The compression software you use to transform a video file lets you fiddle with a variety of factors, including frame size, frame rate, image quality, and audio quality so you can maintain optimal quality overall. For vlogs, you'll reduce the original DV video frame size from 720 by 480 pixels to 320 by 240 pixels, a whopping 78 percent reduction in the number of pixels that make up the image. Other compression techniques are more complex and rely on sophisticated compression/ decompression algorithms, called codecs, to perform the necessary audio-video wizardry.
Codecs come in two basic flavors. "Lossless" codecs squeeze files into a smaller space without removing any data. It's a little like stuffing three suits into a small suitcase and then sitting on top of it so you can zip the bag shut. "Lossy" codecs, like the ones you'll use for vlogging, actually reduce the amount of information in a file permanently. That's kind of like fitting your suits into a small bag by snipping off bits of fabric. It may sound drastic, but imagine a skilled tailor trimming fabric from the inside seams; few people would see the difference. Lossy codecs do something similar by removing video and audio information that our eyes and ears don't usually notice and won't miss.
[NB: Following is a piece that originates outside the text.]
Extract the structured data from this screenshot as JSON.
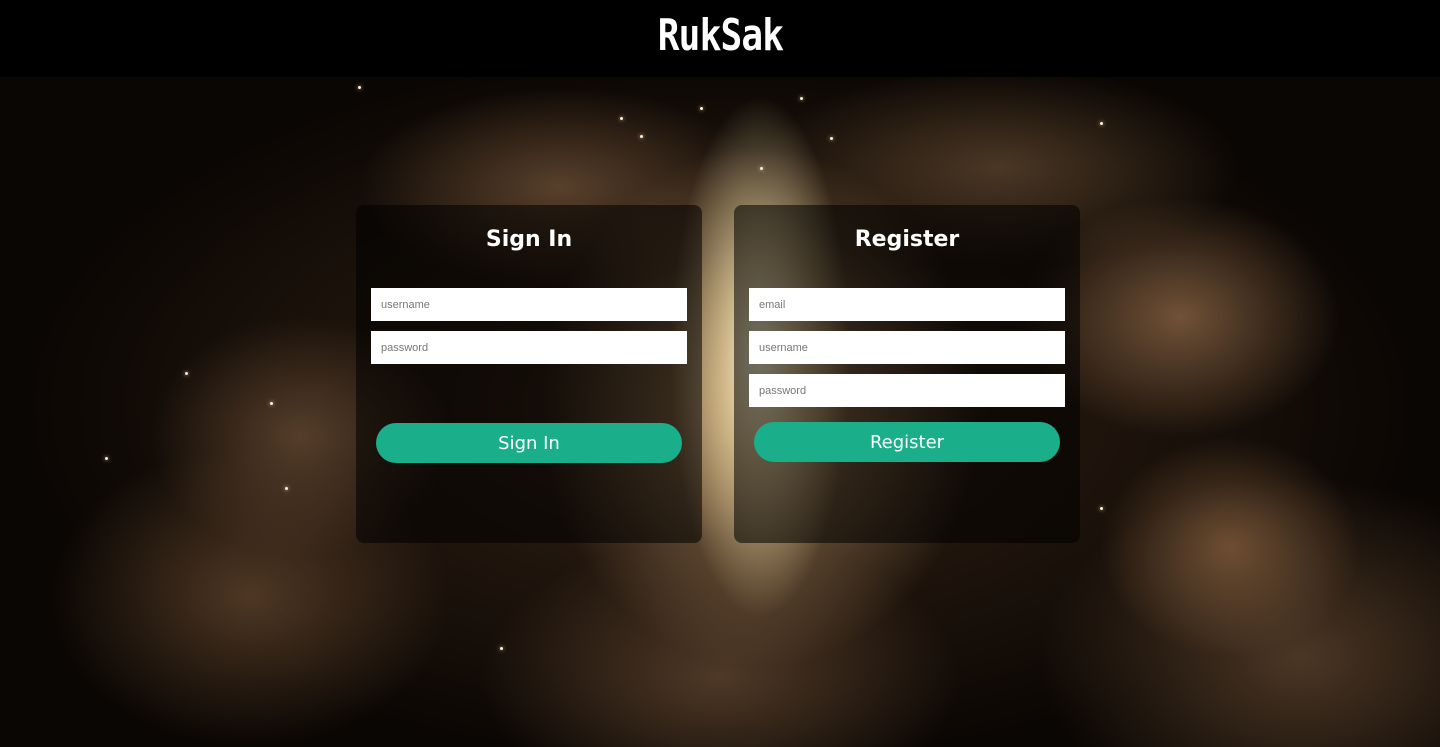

For example, it's hard for the human eye to distinguish between very small differences in color, so video frames can be compressed by averaging out the color in some areas. That means making areas that are similar in color, the same color. Another compression trick saves space by repeating information that's identical from one frame to the next, rather than storing duplicate information for each complete frame.
Compression techniques are useful, but they're not foolproof. Some video footage is difficult to compress without a noticeable loss in quality. Flip back to Figures 4.18 and 4.19 at the end of Chapter 4 to see one example. There are so many areas of small detail that it's not possible to color-average over large areas. Much of the action changes from frame to frame as well, so a codec can't economize by simply repeating redundant information from one frame to the next.
With challenging footage like this, a compression program can usually produce a gorgeous fileif you let it use as much data as it wants. But then you have a file that is much smaller than the original but still too large to post on the Web. To avoid that problem, you can limit the amount of data that a program uses to compress any one frame. But if your limit is too strict and the program doesn't have enough data to do its job, compression artifacts will show up. Viewers will notice blocky chunks of pixels instead of smooth, seamless video. So compression, like so many other aspects of vlogging involves juggling various factors so you can balance the file size you need with the video quality you want.
In Chapter 3 we explained how the various video formats are like containers that hold video and audio information. Any of these formats.mov, .mpg, .wmv, and .avican be compressed with a number of different codecs, each with its own advantages and disadvantages. For now, we recommend that vloggers use the MPEG-4 codec for compression. We find it does the best job of compressing files efficiently while maintaining video quality.
There are several different versions of MPEG-4 codecs out there, including plain-vanilla MPEG-4, H.264, 3ivx, and the version Microsoft created for Windows Media files. The versions you'll use for vlogging don't produce the ultimate in either video quality or file size, but they are compatible with older computers and Web browser plug-ins, and best of all, exist within the software already on your computer. So keep reading!